Daily News: From Banality to Disaster: “explores Warhol’s engagement with the imagery of everyday life, his interest in items of consumerist American culture in the 1960s, and his keen attention to advertising, tabloids, and magazines. Also includes works by artists “who share Warhol’s fascination with disaster or death.” Via The Met. Some Relevant Artists in this section: Jeff Koons, Damien Hirst, Ai Wei Wei, Sigmar Polke, Hans Haacke, Tom Sachs, Robert Gober, and Jean-Michel Basquiat.
“If you want to know all about Andy Warhol, just look at the surface of my paintings and films and me, and there I am. There’s nothing behind it.” Andy Warhol

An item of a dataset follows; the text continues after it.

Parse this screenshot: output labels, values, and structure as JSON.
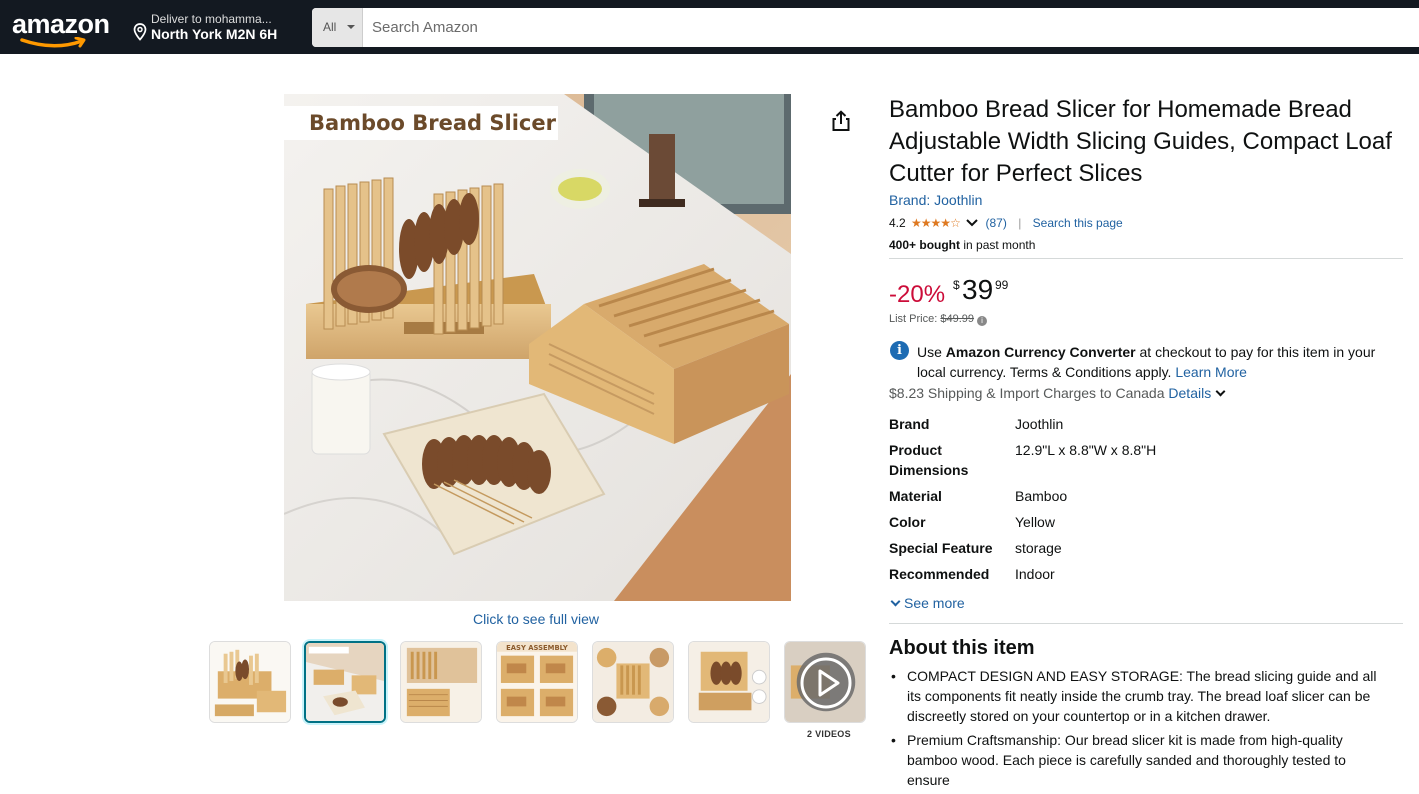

Portraiture: Celebrity and Power: “looks at Warhol’s engagement with portraiture to illuminate contemporary artists’ continuing interest in the issues of fame or infamy in the age of the tabloid.” Via The Met. Some Relevant Artists in this section: Elizabeth Peyton, Karen Kilimnik, Cindy Sherman, Francesco Vezzoli, Jeff Koons, Glenn Ligon, Robert Mapplethorpe, Julian Schnabel, Maurizio Cattelan, Alex Katz and Chuck Close.
“Exposure and attention make a work famous – the more you talk about it, the more attention it gets, the more validity it achieves.” Andy Warhol
Queer Studies: Shifting Identities: “outlines Warhol’s importance as an artist who broke new ground in representing issues of sexuality and gender in the post-war period…” Via The Met. It includes works by others who added new ways of viewing queer identity. Some Relevant Artists in this section: Richard Avedon, Peter Hujar, Christopher Makos, Robert Mapplethorpe, and Catherine Opie, Gilbert & George and John Currin.
“When you work with people who misunderstand you, instead of getting transmissions, you get transmutations, and that’s much more interesting in the long run.” Andy Warhol
Consuming Images: Appropriation, Abstraction, and Seriality: “explores Warhol’s formal strategies and groundbreaking use of pre-existing photographic sources, often endlessly repeated in grid patterns; his appropriation of art history; and his interest in abstraction…” Via The Met. Some Relevant Artists in this section: Richard Prince, Cindy Sherman, Kelley Walker, Christopher Wool, Gilbert & George, and John Baldessari.
“Making money is art and working is art and good business is the best art.” Andy Warhol
No Boundaries: Business, Collaboration, and Spectacle: “the final section of the exhibition—examines Warhol’s interest in artistic partnership through filmmaking, magazine publishing, music, and design….his fascination with creating environments that envelop the viewer entirely…” Via The Met. Some Relevant Artists in this section: Jeff Koons, Takashi Murakami, Polly Apfelbaum and Cory Arcangel.
Additionally, in celebration of the 50th anniversary of the contributions of this brilliant art icon, Target will market colorful cans of Campbell’s soup for 75c. If you visit New York City this fall, pay a visit to The Met and catch the exhibition. Stay Inspired! What are your thoughts? Are you familiar with Andy Warhol’s work? Would you recommend others that are comparable or uniquely different? Do you regularly explore the works of new artists and/or the power of creative action in your life? Do share! Thank you. 🙂
*Please bear with me as I continue to catch up on your blogs and commenting… Thank you all for your patience!
Positive Motivation Tip: Art in all its forms is empowering and enlightening. It helps us preserve history while creating beauty. Seek your medium and create!
PHOTO CREDITS/ATTRIBUTIONS: All Photos from my personal collection. Except Target Campbell Soup cans via khaleejtimes.com
- Art Review: ‘Regarding Warhol’ at the Metropolitan Museum (nytimes.com)
- Regarding Warhol: Sixty Artists, Fifty Years, at the Metropolitan Museum of Art (letstalkoffbroadway.typepad.com)
- Warhol’s art influence shown at the Met (reuters.com)
- Considering Warhol: Inside the Met’s New Exhibition on Andy (vanityfair.com)
- Campbell’s reveals special edition Andy Warhol cans (lostateminor.com)
- Liz Taylor Thank You Note to Andy Warhol (silverbirchpress.wordpress.com)